What you have to do: The entire listing below should be output exactly as it stands.
+---+
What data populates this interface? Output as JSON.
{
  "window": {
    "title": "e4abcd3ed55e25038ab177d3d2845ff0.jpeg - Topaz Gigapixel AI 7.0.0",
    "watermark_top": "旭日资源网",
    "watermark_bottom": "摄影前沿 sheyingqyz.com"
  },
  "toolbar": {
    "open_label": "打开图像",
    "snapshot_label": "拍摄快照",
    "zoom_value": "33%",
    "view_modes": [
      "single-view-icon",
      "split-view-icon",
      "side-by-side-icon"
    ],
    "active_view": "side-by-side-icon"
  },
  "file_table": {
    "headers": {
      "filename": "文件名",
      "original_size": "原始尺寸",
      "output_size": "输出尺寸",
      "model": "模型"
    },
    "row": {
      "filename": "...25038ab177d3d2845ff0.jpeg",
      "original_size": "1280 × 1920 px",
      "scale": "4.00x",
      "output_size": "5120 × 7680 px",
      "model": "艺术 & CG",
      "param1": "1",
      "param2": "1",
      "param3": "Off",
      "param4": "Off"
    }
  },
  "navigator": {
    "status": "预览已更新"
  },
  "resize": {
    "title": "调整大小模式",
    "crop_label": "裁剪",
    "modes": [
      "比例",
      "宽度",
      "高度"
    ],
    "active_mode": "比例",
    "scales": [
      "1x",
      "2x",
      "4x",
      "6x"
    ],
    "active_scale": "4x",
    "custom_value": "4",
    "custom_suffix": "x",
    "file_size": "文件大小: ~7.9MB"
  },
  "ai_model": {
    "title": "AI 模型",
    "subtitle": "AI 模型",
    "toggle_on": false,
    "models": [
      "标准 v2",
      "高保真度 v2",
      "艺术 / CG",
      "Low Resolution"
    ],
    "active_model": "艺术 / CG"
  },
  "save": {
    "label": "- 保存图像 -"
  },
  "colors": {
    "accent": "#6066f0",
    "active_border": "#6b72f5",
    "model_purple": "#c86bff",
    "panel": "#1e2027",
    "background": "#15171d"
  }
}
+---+
Result of this exercise:
What data populates this interface? Output as JSON.
{
  "window": {
    "title": "e4abcd3ed55e25038ab177d3d2845ff0.jpeg - Topaz Gigapixel AI 7.0.0",
    "watermark_top": "旭日资源网",
    "watermark_bottom": "摄影前沿 sheyingqyz.com"
  },
  "toolbar": {
    "open_label": "打开图像",
    "snapshot_label": "拍摄快照",
    "zoom_value": "33%",
    "view_modes": [
      "single-view-icon",
      "split-view-icon",
      "side-by-side-icon"
    ],
    "active_view": "side-by-side-icon"
  },
  "file_table": {
    "headers": {
      "filename": "文件名",
      "original_size": "原始尺寸",
      "output_size": "输出尺寸",
      "model": "模型"
    },
    "row": {
      "filename": "...25038ab177d3d2845ff0.jpeg",
      "original_size": "1280 × 1920 px",
      "scale": "4.00x",
      "output_size": "5120 × 7680 px",
      "model": "艺术 & CG",
      "param1": "1",
      "param2": "1",
      "param3": "Off",
      "param4": "Off"
    }
  },
  "navigator": {
    "status": "预览已更新"
  },
  "resize": {
    "title": "调整大小模式",
    "crop_label": "裁剪",
    "modes": [
      "比例",
      "宽度",
      "高度"
    ],
    "active_mode": "比例",
    "scales": [
      "1x",
      "2x",
      "4x",
      "6x"
    ],
    "active_scale": "4x",
    "custom_value": "4",
    "custom_suffix": "x",
    "file_size": "文件大小: ~7.9MB"
  },
  "ai_model": {
    "title": "AI 模型",
    "subtitle": "AI 模型",
    "toggle_on": false,
    "models": [
      "标准 v2",
      "高保真度 v2",
      "艺术 / CG",
      "Low Resolution"
    ],
    "active_model": "艺术 / CG"
  },
  "save": {
    "label": "- 保存图像 -"
  },
  "colors": {
    "accent": "#6066f0",
    "active_border": "#6b72f5",
    "model_purple": "#c86bff",
    "panel": "#1e2027",
    "background": "#15171d"
  }
}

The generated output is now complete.